Monocytes are cells of human blood. They belong to the white blood cells (leukocytes) and play a role in the immune system.
Monocytes are part of human blood. They belong to the cell group of leukocytes and thus play a role in defense. Like many other leukocytes, monocytes can leave the blood and migrate into tissue.
There they develop into macrophages. Macrophages are phagocytes. They remove cell debris, destroy tumor cells, eat bacteria, other pathogens and foreign bodies and help heal wounds.
Monocytes are very variable in their external appearance. They have a diameter of 4 to 21 µm. This makes them one of the largest blood cells within the leukocyte cell group. About three to eight percent of all leukocytes are monocytes.
As their name suggests, they have a single cell nucleus. This is quite large and usually bean-shaped. Compared to other cells and to its size, it contains relatively little cytoplasm. Monocytes are not homogeneous, which means that there are different subgroups. The cells typically have the surface marker CD14 on their surface. But there are also monocytes that carry the surface marker CD16 in addition to the CD14 marker. Based on the combinations of different surface markers, three subpopulations of monocytes can be distinguished. These are the "Classical monocytes" (CD14 ++ CD16-), "Intermediate monocytes" (CD14 ++ CD16 +) and "Non-classical monocytes" (CD14 + CD16 ++).
Monocytes are formed in the bone marrow during monocytopoiesis. Monocytopoiesis is a part of hematopoiesis. The cells go through various stages during maturation. From the hemocytoblast they develop through the monoblast and the promonocyte to the finished monocyte. Both the monocytes and the neutrophil granulocytes develop from the bipotent stem cell CFU-GM. The cell lines of monocytes and granulocytes only split up at a later stage of differentiation. The formation of cells is influenced by the growth factors GM-CSF (granulocyte-macrophage-colony-stimulating factor) and M-CSF (monocyte-colony-stimulating factor).
Monocytes only circulate in the blood for about 12 to 48 hours, after which they usually migrate to the surrounding tissues, where they further differentiate into different cell forms.
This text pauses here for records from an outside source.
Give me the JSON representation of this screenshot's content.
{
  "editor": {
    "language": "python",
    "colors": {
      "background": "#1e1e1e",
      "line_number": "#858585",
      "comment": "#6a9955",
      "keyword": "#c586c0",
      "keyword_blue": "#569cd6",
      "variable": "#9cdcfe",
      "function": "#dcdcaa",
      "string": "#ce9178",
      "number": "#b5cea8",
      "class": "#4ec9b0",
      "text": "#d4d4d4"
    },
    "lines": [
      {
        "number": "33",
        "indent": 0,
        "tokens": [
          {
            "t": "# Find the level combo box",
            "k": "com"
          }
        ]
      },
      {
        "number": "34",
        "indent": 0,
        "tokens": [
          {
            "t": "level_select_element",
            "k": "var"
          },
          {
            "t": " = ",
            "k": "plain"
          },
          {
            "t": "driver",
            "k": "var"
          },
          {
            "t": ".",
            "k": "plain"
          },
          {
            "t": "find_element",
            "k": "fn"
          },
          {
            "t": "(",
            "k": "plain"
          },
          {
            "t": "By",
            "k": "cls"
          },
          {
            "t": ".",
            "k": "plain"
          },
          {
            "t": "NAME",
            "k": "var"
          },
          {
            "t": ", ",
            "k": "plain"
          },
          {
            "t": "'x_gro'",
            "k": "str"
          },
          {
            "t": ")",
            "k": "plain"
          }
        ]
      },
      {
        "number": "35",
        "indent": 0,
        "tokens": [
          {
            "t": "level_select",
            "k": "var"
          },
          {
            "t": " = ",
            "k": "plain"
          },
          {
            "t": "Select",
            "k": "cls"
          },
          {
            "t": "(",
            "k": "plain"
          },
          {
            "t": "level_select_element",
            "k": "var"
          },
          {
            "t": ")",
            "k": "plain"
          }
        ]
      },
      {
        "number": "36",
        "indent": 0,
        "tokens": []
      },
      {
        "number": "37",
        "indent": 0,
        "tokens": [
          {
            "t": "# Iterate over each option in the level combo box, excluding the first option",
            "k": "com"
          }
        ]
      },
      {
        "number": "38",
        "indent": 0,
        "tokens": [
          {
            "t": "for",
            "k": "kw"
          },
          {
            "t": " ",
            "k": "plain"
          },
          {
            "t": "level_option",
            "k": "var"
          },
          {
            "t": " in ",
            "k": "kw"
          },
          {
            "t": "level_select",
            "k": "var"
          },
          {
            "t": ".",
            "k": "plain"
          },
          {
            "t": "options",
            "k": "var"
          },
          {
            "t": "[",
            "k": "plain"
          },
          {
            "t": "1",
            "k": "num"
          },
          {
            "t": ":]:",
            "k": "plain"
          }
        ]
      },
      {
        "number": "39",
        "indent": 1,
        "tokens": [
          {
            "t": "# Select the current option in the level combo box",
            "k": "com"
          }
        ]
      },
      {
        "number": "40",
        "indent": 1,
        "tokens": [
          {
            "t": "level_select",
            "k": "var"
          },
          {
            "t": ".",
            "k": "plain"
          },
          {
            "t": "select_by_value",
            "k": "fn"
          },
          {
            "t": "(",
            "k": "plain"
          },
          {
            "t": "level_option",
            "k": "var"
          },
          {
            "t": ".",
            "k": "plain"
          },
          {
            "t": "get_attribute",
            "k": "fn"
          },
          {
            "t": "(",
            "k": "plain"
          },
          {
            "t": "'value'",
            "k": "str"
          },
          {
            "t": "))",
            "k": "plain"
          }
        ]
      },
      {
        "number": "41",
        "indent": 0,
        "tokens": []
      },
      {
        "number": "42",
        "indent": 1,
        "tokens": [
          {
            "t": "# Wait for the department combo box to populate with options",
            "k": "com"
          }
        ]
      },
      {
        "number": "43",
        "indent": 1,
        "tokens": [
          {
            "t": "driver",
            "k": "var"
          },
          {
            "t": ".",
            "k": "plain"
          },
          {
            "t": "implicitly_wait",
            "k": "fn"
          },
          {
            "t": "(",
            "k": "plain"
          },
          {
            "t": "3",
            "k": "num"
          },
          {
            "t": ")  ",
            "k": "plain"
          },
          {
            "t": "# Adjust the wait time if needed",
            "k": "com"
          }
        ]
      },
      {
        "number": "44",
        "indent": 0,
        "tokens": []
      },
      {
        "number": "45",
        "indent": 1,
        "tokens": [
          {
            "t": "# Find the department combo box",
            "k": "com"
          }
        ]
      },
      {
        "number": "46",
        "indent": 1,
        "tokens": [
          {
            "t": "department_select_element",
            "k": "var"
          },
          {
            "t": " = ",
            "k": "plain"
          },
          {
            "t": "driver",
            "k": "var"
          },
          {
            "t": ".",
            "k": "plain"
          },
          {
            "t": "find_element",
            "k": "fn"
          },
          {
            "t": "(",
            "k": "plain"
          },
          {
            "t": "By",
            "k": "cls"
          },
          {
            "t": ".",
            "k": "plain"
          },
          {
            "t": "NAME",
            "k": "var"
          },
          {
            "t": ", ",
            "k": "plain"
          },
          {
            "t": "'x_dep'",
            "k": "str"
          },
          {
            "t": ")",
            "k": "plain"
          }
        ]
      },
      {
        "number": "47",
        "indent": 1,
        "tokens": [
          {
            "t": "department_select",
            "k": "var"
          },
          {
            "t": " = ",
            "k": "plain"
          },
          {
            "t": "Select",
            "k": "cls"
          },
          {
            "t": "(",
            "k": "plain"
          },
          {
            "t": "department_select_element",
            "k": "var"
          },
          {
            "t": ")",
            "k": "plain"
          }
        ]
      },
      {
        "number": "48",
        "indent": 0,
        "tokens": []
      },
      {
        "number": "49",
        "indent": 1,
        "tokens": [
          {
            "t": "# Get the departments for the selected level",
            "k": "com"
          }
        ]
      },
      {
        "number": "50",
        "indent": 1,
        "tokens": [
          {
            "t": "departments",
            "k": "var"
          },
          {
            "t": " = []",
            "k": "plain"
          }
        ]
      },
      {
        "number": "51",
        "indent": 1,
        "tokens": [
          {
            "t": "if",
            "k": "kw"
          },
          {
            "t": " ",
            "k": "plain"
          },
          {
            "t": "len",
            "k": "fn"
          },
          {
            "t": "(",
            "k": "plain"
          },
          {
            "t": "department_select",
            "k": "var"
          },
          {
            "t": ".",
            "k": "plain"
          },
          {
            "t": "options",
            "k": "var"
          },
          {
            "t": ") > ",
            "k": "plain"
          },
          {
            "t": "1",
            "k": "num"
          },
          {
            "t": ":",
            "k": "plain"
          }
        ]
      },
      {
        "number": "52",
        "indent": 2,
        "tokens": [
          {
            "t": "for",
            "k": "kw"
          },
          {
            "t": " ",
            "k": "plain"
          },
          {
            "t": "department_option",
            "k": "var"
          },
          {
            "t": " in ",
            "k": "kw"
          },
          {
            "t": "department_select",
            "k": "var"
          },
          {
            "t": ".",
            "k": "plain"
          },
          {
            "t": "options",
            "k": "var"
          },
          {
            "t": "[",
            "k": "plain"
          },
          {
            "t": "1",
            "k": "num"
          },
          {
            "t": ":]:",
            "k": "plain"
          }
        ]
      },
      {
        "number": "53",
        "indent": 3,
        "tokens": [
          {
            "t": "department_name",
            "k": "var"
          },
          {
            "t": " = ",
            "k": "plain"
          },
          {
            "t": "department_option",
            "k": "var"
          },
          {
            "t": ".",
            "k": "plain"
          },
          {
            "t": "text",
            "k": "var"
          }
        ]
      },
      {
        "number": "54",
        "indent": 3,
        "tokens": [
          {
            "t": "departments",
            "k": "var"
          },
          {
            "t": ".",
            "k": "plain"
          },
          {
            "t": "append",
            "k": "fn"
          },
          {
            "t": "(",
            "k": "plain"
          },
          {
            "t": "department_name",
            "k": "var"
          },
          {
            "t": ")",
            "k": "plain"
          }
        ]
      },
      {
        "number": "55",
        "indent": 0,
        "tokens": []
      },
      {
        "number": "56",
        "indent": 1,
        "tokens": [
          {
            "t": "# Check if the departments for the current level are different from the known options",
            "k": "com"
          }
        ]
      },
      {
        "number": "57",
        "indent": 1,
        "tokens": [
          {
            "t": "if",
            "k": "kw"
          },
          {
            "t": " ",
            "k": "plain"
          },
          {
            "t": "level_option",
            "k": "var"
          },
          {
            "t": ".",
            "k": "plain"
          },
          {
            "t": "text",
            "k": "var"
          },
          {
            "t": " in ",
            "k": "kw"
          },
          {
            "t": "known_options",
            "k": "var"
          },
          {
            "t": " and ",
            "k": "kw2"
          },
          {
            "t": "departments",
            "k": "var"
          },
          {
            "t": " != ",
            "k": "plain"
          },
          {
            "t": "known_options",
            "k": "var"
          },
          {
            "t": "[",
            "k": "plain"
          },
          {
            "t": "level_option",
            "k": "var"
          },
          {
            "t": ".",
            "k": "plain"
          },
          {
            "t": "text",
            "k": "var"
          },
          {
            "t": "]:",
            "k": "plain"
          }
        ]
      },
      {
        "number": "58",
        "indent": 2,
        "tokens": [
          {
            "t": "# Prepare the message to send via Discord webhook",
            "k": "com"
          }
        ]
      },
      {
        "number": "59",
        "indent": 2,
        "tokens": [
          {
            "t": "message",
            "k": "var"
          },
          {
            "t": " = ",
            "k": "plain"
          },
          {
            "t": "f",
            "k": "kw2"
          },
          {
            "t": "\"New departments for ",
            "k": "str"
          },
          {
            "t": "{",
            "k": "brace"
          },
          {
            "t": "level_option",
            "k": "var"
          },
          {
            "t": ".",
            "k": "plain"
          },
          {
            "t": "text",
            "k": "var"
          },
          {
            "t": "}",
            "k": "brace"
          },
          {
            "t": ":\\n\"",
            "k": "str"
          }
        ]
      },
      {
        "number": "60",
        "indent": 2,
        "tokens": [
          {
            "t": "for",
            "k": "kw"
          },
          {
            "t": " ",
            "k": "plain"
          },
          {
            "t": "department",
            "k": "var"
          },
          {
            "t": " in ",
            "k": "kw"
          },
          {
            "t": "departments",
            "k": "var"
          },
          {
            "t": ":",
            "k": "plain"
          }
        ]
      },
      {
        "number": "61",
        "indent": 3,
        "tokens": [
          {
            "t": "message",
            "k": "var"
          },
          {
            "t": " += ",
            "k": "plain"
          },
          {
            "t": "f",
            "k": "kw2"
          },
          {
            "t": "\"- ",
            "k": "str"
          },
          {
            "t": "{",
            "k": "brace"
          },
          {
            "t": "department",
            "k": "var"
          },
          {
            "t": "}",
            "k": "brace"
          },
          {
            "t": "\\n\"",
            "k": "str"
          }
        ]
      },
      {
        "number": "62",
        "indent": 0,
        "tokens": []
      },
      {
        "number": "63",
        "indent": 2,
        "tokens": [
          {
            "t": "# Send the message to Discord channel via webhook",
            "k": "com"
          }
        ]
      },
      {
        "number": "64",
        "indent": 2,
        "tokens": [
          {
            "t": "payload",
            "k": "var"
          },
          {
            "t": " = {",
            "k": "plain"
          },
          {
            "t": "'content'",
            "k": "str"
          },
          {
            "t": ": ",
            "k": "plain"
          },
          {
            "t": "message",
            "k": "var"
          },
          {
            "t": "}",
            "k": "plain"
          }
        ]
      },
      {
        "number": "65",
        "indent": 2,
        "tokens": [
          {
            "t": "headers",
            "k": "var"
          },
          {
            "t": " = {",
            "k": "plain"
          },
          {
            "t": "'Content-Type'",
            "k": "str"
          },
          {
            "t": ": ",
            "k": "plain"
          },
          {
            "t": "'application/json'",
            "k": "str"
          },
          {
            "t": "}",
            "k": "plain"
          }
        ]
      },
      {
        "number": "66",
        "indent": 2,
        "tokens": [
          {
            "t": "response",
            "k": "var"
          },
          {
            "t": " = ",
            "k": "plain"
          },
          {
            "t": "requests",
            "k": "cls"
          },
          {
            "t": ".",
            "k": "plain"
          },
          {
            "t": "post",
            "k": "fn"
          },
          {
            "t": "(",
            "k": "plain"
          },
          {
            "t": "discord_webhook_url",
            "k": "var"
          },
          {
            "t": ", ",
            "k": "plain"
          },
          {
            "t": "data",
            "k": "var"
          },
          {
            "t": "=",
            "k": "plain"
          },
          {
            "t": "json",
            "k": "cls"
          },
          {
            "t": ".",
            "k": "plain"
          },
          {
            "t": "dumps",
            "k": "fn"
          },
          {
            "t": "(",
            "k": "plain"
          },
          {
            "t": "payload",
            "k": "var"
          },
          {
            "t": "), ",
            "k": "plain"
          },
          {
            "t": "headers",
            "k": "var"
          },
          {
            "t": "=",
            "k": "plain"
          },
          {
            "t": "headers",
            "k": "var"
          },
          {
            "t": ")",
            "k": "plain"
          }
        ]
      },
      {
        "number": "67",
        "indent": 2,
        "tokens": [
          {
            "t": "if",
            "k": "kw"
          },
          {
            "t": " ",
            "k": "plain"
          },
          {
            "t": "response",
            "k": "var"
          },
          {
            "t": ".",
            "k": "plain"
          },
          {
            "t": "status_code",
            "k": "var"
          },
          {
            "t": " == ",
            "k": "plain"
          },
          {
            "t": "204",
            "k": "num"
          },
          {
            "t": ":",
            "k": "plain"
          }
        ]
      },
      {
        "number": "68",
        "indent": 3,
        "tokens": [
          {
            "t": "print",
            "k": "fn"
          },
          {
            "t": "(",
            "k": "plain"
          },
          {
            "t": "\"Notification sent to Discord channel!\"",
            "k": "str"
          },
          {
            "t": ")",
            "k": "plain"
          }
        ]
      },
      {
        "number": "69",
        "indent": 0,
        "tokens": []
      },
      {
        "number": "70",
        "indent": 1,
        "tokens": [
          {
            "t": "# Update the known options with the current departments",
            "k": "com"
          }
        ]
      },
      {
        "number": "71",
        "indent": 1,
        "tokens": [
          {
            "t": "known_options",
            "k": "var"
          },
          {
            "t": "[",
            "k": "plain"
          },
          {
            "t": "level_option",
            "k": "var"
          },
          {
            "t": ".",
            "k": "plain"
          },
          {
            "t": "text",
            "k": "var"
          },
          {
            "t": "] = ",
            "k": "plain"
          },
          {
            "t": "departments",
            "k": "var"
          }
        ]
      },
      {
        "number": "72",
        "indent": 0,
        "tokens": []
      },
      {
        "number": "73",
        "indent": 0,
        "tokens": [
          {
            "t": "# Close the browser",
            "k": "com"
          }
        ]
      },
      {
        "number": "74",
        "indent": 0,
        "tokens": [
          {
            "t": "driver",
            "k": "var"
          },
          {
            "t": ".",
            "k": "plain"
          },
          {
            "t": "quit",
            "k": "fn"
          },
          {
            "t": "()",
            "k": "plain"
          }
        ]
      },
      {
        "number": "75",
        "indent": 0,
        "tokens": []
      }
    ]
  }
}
The most important storage location for monocytes is the spleen. From here they can be released in large numbers in case of acute need.
During the short time that the monocytes circulate in the blood, their main task is phagocytosis. Inside, the cells have numerous lysosomes. Lysosomes are cell organelles that contain digestive enzymes. If the monocytes now encounter a pathogen or foreign body, they absorb it into their cell interior. There it is rendered harmless by the lysosomes and digested.
The monocytes belong to the unspecific cellular defense. They not only eat pathogens and foreign substances, but also produce cytokines, chemokines, growth factors and complement factors. Most of these substances play a role in immunological reactions and inflammatory processes within the body. They are therefore also referred to as mediators.
Monocytes are also able to present some of the material they phagocytosed on their surface. One speaks here of an antigen presentation. The lymphocytes recognize these presented antigens and then produce antibodies. This means that more of these pathogens can be rendered harmless more quickly. When the monocytes have migrated into the tissue, they are called macrophages.
Macrophages recognize foreign proteins in tissue. They also take up these foreign proteins in the course of phagocytosis and break them up intracellularly. They also release chemical attractants to attract further macrophages and other immune cells. They also release cytokines that cause local inflammation. The antigen is presented to the macrophages by the MHC-II molecule.
But the macrophages not only take care of foreign materials, they also remove old or defective cells in their own body. If the infection has been successfully fought, the phagocytes are also involved in the healing process. They promote the formation of scar tissue and the formation of new blood vessels.
Some macrophages have special functions in organs. For example, there are macrophages in the testes that secrete a substance that neighboring cells need to be able to produce testosterone.
If the number of monocytes in the blood is reduced, it is called monocytopenia. The lower normal limit is 200 cells per microliter of blood. Monocytopenias usually occur in the context of leukemia. An increase in monocytes is called monocytosis. Monocytosis is a subtype of leukocytosis.
Monocytosis is found in chronic inflammation, necrosis and disease processes with increased phagocytosis. For example, systemic histoplasmosis or leishmaniasis lead to monocytosis.
One disease in which monocytes play an important role is tuberculosis. In tuberculosis, the pathogen, Mycobacterium tuberculosis, reaches the lungs via the airways. There the macrophages pick up the pathogen. However, the pathogens have a protective layer so that they cannot be finally digested by the macrophages. In order to still protect the body from the bacteria, more monocytes are taken from the blood.
These transform into so-called epithelial cells and surround the macrophages with the bacterium like a protective wall. The cells within this protective wall die, but the pathogens remain trapped. It only becomes problematic when the protective wall can no longer be maintained due to an immune deficiency. The pathogens can then be released years after the initial infection and cause reinfection.